When can I get COVID vaccine in CT? Find out here.

COVID vaccines kept in a refrigerator in the health department at Middletown City Hall.

Starting Monday, Connecticut residents 75 and older who don’t live in a long-term care facility can roll up their sleeves and get their first dose of the COVID-19 vaccine.

But as with most things pandemic-related, it won’t be as simple as calling the family doctor. In fact, the state’s Chief Operating Officer Josh Geballe has warned residents to not call their doctors.

Here’s what you need to know:

Connecticut residents ages 75 and over can now register for their COVID-19 vaccine at ct.gov/covidvaccine or by calling the appointment assistance line at 877-918-2224.

The governor’s office has also said health care providers will reach out to their existing patients.

So far, the vaccine is only being offered by appointment in Connecticut.

For most people 75 and older, who can start registering on Thursday, that will be the easiest way to go.

The online registration is coordinated through the Vaccine Administration Management System, or VAMS.

Some communities and health care providers have already begun collecting data on who should register for the vaccine.

Hartford HealthCare has a link for people 75 and older to register for an appointment.

UConn Health also has a link on it’s website with instructions and a portal where those 75 and older can register for a vaccine appointment.

Besides older adults, front-line health care workers and medical first responders are also eligible right now for the vaccine. Residents of long-term care facilities, including nursing homes, are being vaccinated through visiting clinics with CVS and Walgreens.

But on Thursday, Lamont announced that those eligible for the vaccine under Phase 1B of roll-out is going to expand in the coming weeks.

Lamont accepted the recommendations of the Allocation Subcommittee of the COVID-19 Vaccine Advisory Group to expand Phase 1B to include residents between the ages of 65 and 74, as well as residents between the ages of 16 and 64 who have underlying health conditions that put them at greater risk of the virus.

Lamont said those who are 75 and older will be prioritized for the vaccine during Phase 1B.

In Fairfield, residents 75 and older can complete a survey on the town health department’s website. They then receive a followup email from the Centers for Disease Control and Prevention with information on how to create an account with VAMS.

VAMS requires users to give their basic personal information before asking them for medical history and giving them options to make an appointment.

Brookfield’s health department has a link on its website where residents who are over the age of 65 or have compromised immune systems can register for the vaccine.

The 12 medical conditions listed on the CDC’s website are:


Chronic kidney disease

Chronic Obstructive Pulmonary Disease (COPD)

Down Syndrome

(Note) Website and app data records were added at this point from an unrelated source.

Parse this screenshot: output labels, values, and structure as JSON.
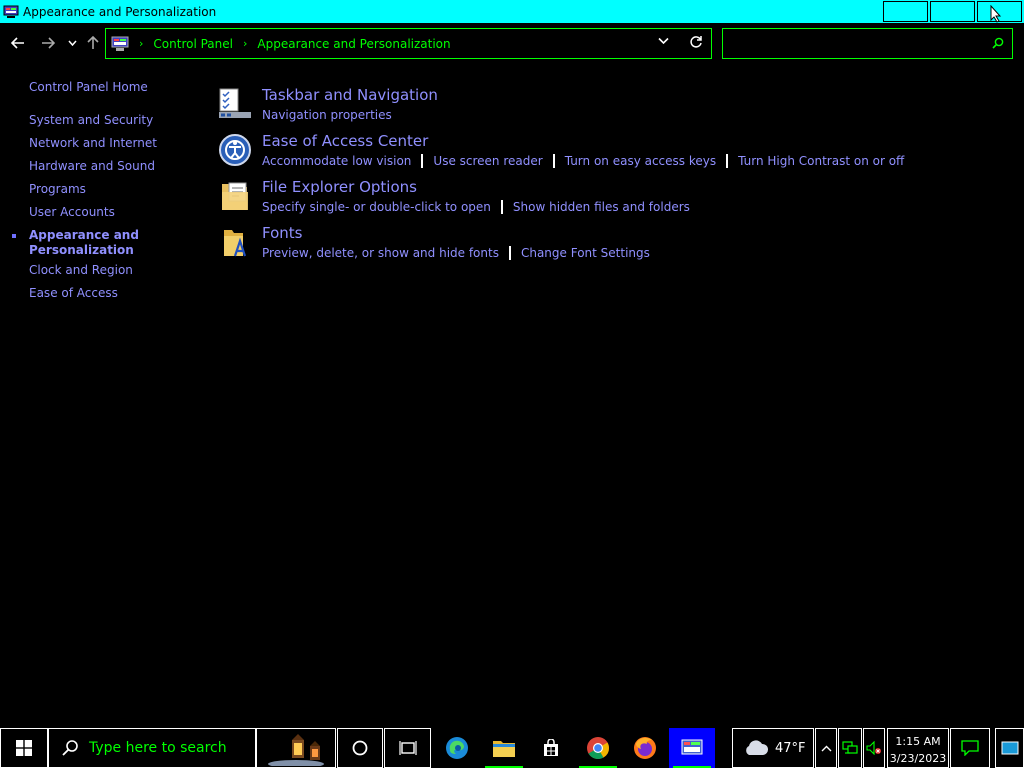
{
  "window": {
    "title": "Appearance and Personalization"
  },
  "address": {
    "crumbs": [
      "Control Panel",
      "Appearance and Personalization"
    ]
  },
  "search": {
    "placeholder": ""
  },
  "sidebar": {
    "items": [
      {
        "label": "Control Panel Home"
      },
      {
        "label": "System and Security"
      },
      {
        "label": "Network and Internet"
      },
      {
        "label": "Hardware and Sound"
      },
      {
        "label": "Programs"
      },
      {
        "label": "User Accounts"
      },
      {
        "label": "Appearance and Personalization",
        "active": true
      },
      {
        "label": "Clock and Region"
      },
      {
        "label": "Ease of Access"
      }
    ]
  },
  "categories": [
    {
      "title": "Taskbar and Navigation",
      "icon": "taskbar-icon",
      "links": [
        "Navigation properties"
      ]
    },
    {
      "title": "Ease of Access Center",
      "icon": "ease-of-access-icon",
      "links": [
        "Accommodate low vision",
        "Use screen reader",
        "Turn on easy access keys",
        "Turn High Contrast on or off"
      ]
    },
    {
      "title": "File Explorer Options",
      "icon": "folder-options-icon",
      "links": [
        "Specify single- or double-click to open",
        "Show hidden files and folders"
      ]
    },
    {
      "title": "Fonts",
      "icon": "fonts-icon",
      "links": [
        "Preview, delete, or show and hide fonts",
        "Change Font Settings"
      ]
    }
  ],
  "taskbar": {
    "search_placeholder": "Type here to search",
    "weather_temp": "47°F",
    "time": "1:15 AM",
    "date": "3/23/2023"
  },
  "colors": {
    "titlebar": "#00ffff",
    "accent": "#00ff00",
    "link": "#9090ff",
    "background": "#000000"
  }
}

Heart conditions, such as heart failure, coronary artery disease, or cardiomyopathies

Immune-compromised state (weakened immune system) from solid organ transplant


Severe obesity


Sickle cell disease


Type 2 diabetes

Connecticut Media Group